Ken AshfordL'Affaire Ukraine, Trump & AdministrationLeave a Comment

This tweet is funny, but true — in the sense that we don’t really have a dispute of the facts.

Over the weekend, Trump basically admitted what his personal lawyer said: that Trump urged the president of Ukraine to dig up what he believed would be damaging information about one of his leading Democratic challengers, former vice president Joe Biden.

Trump’s defense, to the extent that one is shaping up at all?

It seems to be: “What are you going to do about it?”

He has got reason to be cocky. On every issue — emoluments, Trump-Russia, etc. — Republicans, Fox News, and the usual suspects are more than willing to back him up, deflect, etc.

So, Trump figures, nothing will happen.

He also has the Attorney General nestled in his back pocket — a convenient thing to have when it comes to lawbreaking.

“We haven’t seen anything like this in my lifetime,” said William A. Galston, a senior fellow in governance at the Brookings Institution who graduated from college just before Watergate. “He appears to be daring the rest of the political system to stop him — and if it doesn’t, he’ll go further.”

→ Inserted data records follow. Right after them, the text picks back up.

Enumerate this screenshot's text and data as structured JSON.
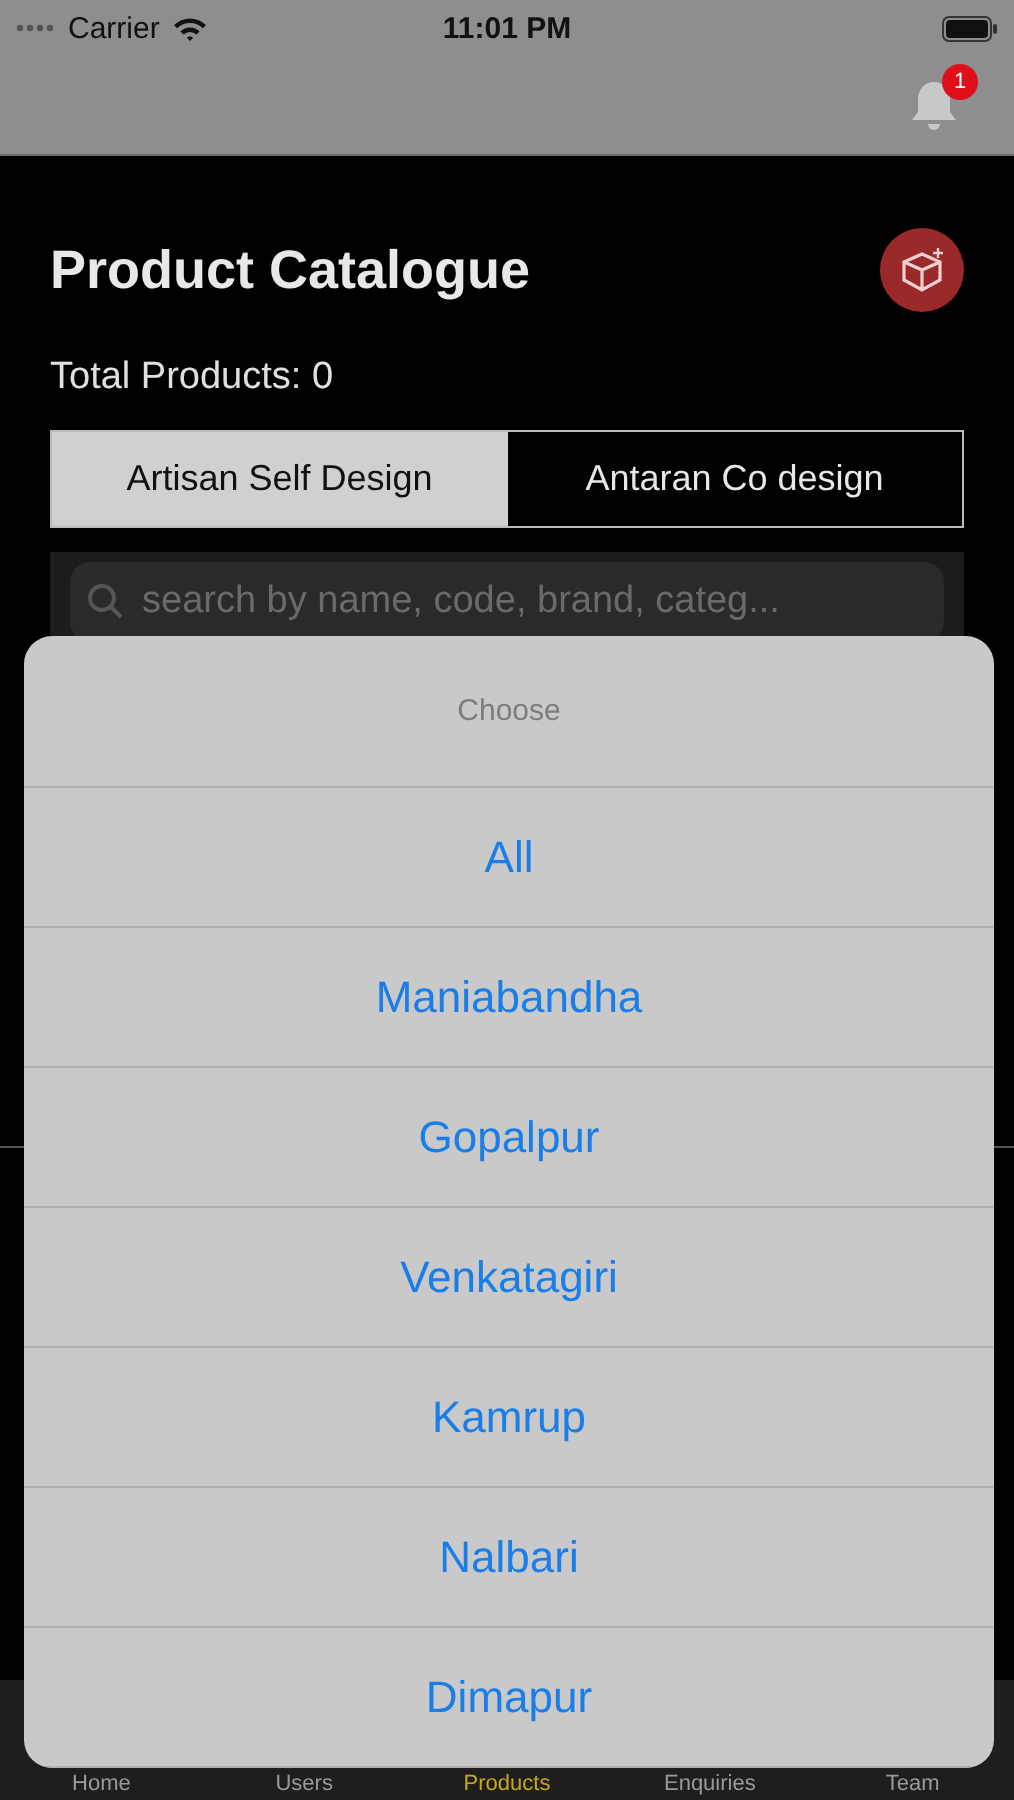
{
  "status_bar": {
    "carrier": "Carrier",
    "time": "11:01 PM"
  },
  "nav_bar": {
    "notification_badge": "1"
  },
  "header": {
    "title": "Product Catalogue",
    "total": "Total Products: 0"
  },
  "segments": [
    {
      "label": "Artisan Self Design",
      "selected": true
    },
    {
      "label": "Antaran Co design",
      "selected": false
    }
  ],
  "search": {
    "placeholder": "search by name, code, brand, categ..."
  },
  "tab_bar": [
    {
      "label": "Home",
      "selected": false
    },
    {
      "label": "Users",
      "selected": false
    },
    {
      "label": "Products",
      "selected": true
    },
    {
      "label": "Enquiries",
      "selected": false
    },
    {
      "label": "Team",
      "selected": false
    }
  ],
  "action_sheet": {
    "title": "Choose",
    "options": [
      "All",
      "Maniabandha",
      "Gopalpur",
      "Venkatagiri",
      "Kamrup",
      "Nalbari",
      "Dimapur"
    ]
  }
}
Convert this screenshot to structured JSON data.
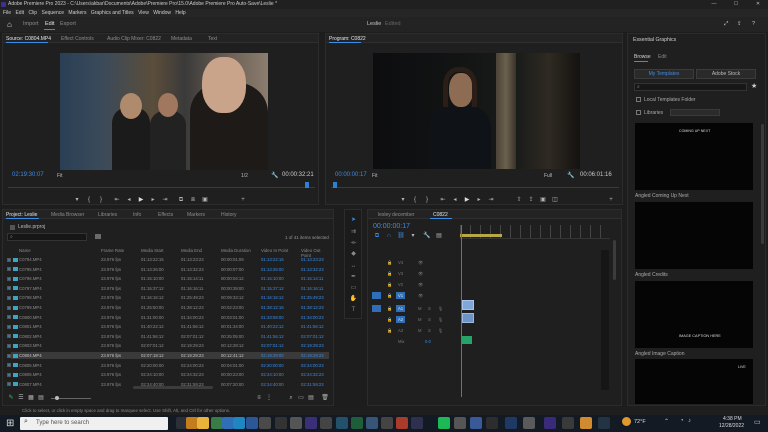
{
  "app": {
    "title": "Adobe Premiere Pro 2023 - C:\\Users\\akbar\\Documents\\Adobe\\Premiere Pro\\15.0\\Adobe Premiere Pro Auto-Save\\Leslie *"
  },
  "menu": [
    "File",
    "Edit",
    "Clip",
    "Sequence",
    "Markers",
    "Graphics and Titles",
    "View",
    "Window",
    "Help"
  ],
  "workspace": {
    "tabs": [
      "Import",
      "Edit",
      "Export"
    ],
    "project_name": "Leslie",
    "edit_status": "Edited"
  },
  "source": {
    "tabs": [
      "Source: C0804.MP4",
      "Effect Controls",
      "Audio Clip Mixer: C0822",
      "Metadata",
      "Text"
    ],
    "timecode_in": "02:19:30:07",
    "fit": "Fit",
    "ratio": "1/2",
    "timecode_out": "00:00:32:21"
  },
  "program": {
    "tab": "Program: C0822",
    "timecode_in": "00:00:00:17",
    "fit": "Fit",
    "ratio": "Full",
    "timecode_out": "00:06:01:16"
  },
  "project": {
    "tabs": [
      "Project: Leslie",
      "Media Browser",
      "Libraries",
      "Info",
      "Effects",
      "Markers",
      "History"
    ],
    "file": "Leslie.prproj",
    "selection_info": "1 of 41 items selected",
    "columns": [
      "Name",
      "Frame Rate",
      "Media Start",
      "Media End",
      "Media Duration",
      "Video In Point",
      "Video Out Point"
    ],
    "rows": [
      [
        "C0794.MP4",
        "23.976 fps",
        "01:13:22:15",
        "01:13:23:23",
        "00:00:01:09",
        "01:13:22:15",
        "01:13:23:23"
      ],
      [
        "C0795.MP4",
        "23.976 fps",
        "01:13:26:00",
        "01:13:32:23",
        "00:00:07:00",
        "01:13:26:00",
        "01:13:32:23"
      ],
      [
        "C0796.MP4",
        "23.976 fps",
        "01:15:10:00",
        "01:15:14:11",
        "00:00:04:12",
        "01:15:10:00",
        "01:15:14:11"
      ],
      [
        "C0797.MP4",
        "23.976 fps",
        "01:15:37:12",
        "01:16:16:11",
        "00:00:39:00",
        "01:15:37:12",
        "01:16:16:11"
      ],
      [
        "C0798.MP4",
        "23.976 fps",
        "01:16:16:12",
        "01:25:49:23",
        "00:09:33:12",
        "01:16:16:12",
        "01:25:49:23"
      ],
      [
        "C0799.MP4",
        "23.976 fps",
        "01:25:50:00",
        "01:28:12:23",
        "00:02:23:00",
        "01:28:12:16",
        "01:28:12:23"
      ],
      [
        "C0800.MP4",
        "23.976 fps",
        "01:31:00:00",
        "01:34:00:23",
        "00:03:01:00",
        "01:33:59:00",
        "01:34:00:23"
      ],
      [
        "C0801.MP4",
        "23.976 fps",
        "01:40:22:12",
        "01:41:56:12",
        "00:01:34:00",
        "01:40:22:12",
        "01:41:56:12"
      ],
      [
        "C0802.MP4",
        "23.976 fps",
        "01:41:56:12",
        "02:07:01:12",
        "00:25:05:00",
        "01:41:56:12",
        "02:07:01:12"
      ],
      [
        "C0803.MP4",
        "23.976 fps",
        "02:07:01:12",
        "02:19:29:23",
        "00:12:28:12",
        "02:07:01:12",
        "02:19:29:23"
      ],
      [
        "C0804.MP4",
        "23.976 fps",
        "02:07:18:12",
        "02:19:29:23",
        "00:12:41:12",
        "02:19:29:00",
        "02:19:29:23"
      ],
      [
        "C0805.MP4",
        "23.976 fps",
        "02:20:00:00",
        "02:24:00:23",
        "00:04:01:00",
        "02:20:00:00",
        "02:24:00:23"
      ],
      [
        "C0806.MP4",
        "23.976 fps",
        "02:24:10:00",
        "02:24:32:23",
        "00:00:23:00",
        "02:24:10:00",
        "02:24:32:23"
      ],
      [
        "C0807.MP4",
        "23.976 fps",
        "02:24:40:00",
        "02:31:59:23",
        "00:07:20:00",
        "02:24:40:00",
        "02:31:59:23"
      ]
    ],
    "selected_row": 10
  },
  "timeline": {
    "tabs": [
      "lesley december",
      "C0822"
    ],
    "timecode": "00:00:00:17",
    "tracks_video": [
      "V4",
      "V3",
      "V2",
      "V1"
    ],
    "tracks_audio": [
      "A1",
      "A2",
      "A3"
    ],
    "mix_label": "Mix",
    "mix_value": "0.0"
  },
  "essential_graphics": {
    "title": "Essential Graphics",
    "tabs": [
      "Browse",
      "Edit"
    ],
    "sources": [
      "My Templates",
      "Adobe Stock"
    ],
    "local_templates": "Local Templates Folder",
    "libraries": "Libraries",
    "templates": [
      {
        "name": "Angled Coming Up Next",
        "preview": "COMING UP NEXT"
      },
      {
        "name": "Angled Credits",
        "preview": ""
      },
      {
        "name": "Angled Image Caption",
        "preview": "IMAGE CAPTION HERE"
      },
      {
        "name": "",
        "preview": "LIVE"
      }
    ]
  },
  "status": {
    "hint": "Click to select, or click in empty space and drag to marquee select. Use Shift, Alt, and Ctrl for other options."
  },
  "taskbar": {
    "search_placeholder": "Type here to search",
    "temperature": "72°F",
    "time": "4:38 PM",
    "date": "12/28/2022"
  },
  "colors": {
    "accent": "#3b8ce6",
    "playhead": "#2f7fd6",
    "clip_video": "#7fa7d8",
    "clip_audio": "#27a36a"
  }
}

The effort — which came as the Trump administration was withholding financial and military support from Ukraine to help the small democracy protect itself against Russian aggression — illustrates Trump’s expansive view of executive power and what appears to be a cavalier attitude about legal limits on his conduct.

While Mueller’s investigation did not place Trump directly in the Russian conspiracy to interfere in the 2016 presidential election and boost Trump’s candidacy, the president was an active participant in the Ukrainian episode, which was brought to light by an intelligence official’s whistleblower complaint.

Trump has said he did nothing improper in his calls with Zelensky or any other foreign leader, and on Saturday he derided Democrats and the media for what he dubbed “the Ukraine Witch Hunt.”

But the scrutiny surrounding the phone call has brought fresh peril to Trump’s presidency and could turbocharge the drive by some House Democrats to open impeachment proceedings.

Will it? Democrats seem so docile. Oh, there will be hearings and tweets, both met with resistance from the GOP, if the past is any indication.

Democrats’ frustration with their inability to check Trump and hold him accountable for his conduct after nine months in the majority is starting to boil over. Lawmakers for the first time are saying publicly that their caucus looks feckless, and some are fretting that their flimsy oversight and reliance on the courts to eventually rescue them have proved fruitless.

“We back off everything,” said Rep. Steve Cohen (D-Tenn.). “We’ve been very weak.”

This is thoroughly transformative. Democracy isn’t what it used to be, because of Trump.

“What we’re discovering is that the Constitution is not a mechanism that runs by itself,” Galston said. “Ultimately, we are a government of men and not law. The law has no force without people who are willing to enforce it. The ball is now squarely in the court of the Republican Party, and particularly Senate Republicans. Will they ever be prepared to say enough is enough?”

Legal experts said it is extraordinary that Trump allegedly sought political assistance from a foreign government after a tortured, nearly three-year national conversation about the illegality of doing so. Asked what the president had learned from the Mueller investigation, former Watergate prosecutor Nick Akerman said, “Nothing. Zero.”

“I think he thinks it’s perfectly okay,” Akerman said. “This guy has got no scruples whatsoever. I don’t think he would stop for a second.”

He won’t. Because there is nothing to stop him.

Right now, Trump has the Justice Department and the PR manpower. What do Democrats have? A willingness to complain on TV?

The next couple weeks are going to determine whether the Democrats have any fight in them.

And here we go….